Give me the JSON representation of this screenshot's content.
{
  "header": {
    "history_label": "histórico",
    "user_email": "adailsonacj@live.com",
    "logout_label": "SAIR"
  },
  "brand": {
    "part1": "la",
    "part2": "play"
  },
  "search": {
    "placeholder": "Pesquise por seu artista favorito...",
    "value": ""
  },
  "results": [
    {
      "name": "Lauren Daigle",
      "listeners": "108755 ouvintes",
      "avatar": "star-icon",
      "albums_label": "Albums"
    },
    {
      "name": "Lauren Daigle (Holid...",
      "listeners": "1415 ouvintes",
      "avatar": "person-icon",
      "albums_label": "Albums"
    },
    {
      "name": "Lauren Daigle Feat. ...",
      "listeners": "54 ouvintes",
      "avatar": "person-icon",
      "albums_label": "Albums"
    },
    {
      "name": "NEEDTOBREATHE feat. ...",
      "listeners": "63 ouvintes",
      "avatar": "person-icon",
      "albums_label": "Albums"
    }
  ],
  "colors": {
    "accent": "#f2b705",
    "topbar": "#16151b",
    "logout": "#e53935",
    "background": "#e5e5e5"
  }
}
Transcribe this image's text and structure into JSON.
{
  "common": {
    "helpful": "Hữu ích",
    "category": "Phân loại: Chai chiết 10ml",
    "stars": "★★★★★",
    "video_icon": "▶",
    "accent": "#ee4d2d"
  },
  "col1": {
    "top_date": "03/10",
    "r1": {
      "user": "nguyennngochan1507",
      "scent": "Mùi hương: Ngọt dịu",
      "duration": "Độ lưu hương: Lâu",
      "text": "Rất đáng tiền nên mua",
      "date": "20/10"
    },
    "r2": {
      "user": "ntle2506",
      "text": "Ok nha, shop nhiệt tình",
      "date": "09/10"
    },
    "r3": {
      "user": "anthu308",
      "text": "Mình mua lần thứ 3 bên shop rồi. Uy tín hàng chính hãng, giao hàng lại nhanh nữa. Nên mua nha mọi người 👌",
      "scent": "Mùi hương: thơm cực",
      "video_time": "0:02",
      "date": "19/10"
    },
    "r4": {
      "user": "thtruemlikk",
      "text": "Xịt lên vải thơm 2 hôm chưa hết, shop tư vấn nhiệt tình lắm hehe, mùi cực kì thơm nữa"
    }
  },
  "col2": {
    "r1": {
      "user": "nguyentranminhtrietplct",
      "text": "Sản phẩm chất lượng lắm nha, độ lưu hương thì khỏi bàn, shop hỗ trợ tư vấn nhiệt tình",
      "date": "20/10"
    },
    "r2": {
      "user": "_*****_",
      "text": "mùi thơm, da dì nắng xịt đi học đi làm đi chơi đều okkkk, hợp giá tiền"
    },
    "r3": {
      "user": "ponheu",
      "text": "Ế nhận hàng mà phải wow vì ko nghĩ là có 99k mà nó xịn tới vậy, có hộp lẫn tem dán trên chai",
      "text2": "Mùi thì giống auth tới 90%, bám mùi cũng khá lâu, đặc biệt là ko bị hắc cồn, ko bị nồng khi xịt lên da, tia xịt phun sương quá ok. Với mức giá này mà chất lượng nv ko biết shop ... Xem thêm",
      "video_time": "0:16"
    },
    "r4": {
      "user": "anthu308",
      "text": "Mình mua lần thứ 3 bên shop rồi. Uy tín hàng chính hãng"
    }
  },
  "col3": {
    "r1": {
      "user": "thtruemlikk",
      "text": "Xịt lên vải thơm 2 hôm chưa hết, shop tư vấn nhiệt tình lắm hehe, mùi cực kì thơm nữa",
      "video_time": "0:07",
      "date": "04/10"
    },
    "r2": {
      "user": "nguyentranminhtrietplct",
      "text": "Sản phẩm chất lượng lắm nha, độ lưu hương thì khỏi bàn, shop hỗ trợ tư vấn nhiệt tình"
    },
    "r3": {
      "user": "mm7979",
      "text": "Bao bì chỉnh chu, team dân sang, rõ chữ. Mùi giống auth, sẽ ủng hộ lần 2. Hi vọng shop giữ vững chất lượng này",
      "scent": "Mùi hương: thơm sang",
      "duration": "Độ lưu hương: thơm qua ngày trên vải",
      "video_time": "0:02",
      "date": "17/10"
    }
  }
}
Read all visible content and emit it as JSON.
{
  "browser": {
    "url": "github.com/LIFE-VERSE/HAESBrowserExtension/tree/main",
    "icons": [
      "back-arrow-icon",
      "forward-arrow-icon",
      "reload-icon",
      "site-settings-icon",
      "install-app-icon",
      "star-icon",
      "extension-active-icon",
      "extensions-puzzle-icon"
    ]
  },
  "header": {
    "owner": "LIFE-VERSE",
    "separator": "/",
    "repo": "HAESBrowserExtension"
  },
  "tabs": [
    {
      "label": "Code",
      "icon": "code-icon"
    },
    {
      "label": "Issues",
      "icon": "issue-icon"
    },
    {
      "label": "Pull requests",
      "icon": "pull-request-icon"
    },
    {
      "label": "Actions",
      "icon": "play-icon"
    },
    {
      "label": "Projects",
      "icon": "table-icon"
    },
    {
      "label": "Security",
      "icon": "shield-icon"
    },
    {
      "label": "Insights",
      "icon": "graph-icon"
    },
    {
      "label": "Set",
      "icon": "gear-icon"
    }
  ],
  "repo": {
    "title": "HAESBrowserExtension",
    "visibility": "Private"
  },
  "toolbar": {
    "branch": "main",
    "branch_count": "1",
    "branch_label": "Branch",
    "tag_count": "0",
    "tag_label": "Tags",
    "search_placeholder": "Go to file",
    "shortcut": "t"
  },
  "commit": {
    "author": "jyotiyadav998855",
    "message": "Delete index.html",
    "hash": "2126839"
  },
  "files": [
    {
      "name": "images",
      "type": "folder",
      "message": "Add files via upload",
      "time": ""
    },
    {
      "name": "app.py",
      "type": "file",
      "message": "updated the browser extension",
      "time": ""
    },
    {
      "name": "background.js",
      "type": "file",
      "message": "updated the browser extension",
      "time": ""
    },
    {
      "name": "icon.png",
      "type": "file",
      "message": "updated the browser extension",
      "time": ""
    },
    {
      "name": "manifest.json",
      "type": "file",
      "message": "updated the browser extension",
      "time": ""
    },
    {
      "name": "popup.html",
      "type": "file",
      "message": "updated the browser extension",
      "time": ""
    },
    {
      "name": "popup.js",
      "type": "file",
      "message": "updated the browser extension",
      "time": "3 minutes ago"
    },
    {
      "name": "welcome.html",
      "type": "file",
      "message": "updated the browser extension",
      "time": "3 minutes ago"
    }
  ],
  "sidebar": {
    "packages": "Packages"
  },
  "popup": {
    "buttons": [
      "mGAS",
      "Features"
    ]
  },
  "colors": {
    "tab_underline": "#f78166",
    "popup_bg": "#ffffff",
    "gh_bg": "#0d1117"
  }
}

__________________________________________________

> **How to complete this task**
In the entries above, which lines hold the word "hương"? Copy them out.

> **Response to the task**
      "scent": "Mùi hương: Ngọt dịu",
      "duration": "Độ lưu hương: Lâu",
      "scent": "Mùi hương: thơm cực",
      "text": "Sản phẩm chất lượng lắm nha, độ lưu hương thì khỏi bàn, shop hỗ trợ tư vấn nhiệt tình",
      "text": "Sản phẩm chất lượng lắm nha, độ lưu hương thì khỏi bàn, shop hỗ trợ tư vấn nhiệt tình"
      "scent": "Mùi hương: thơm sang",
      "duration": "Độ lưu hương: thơm qua ngày trên vải",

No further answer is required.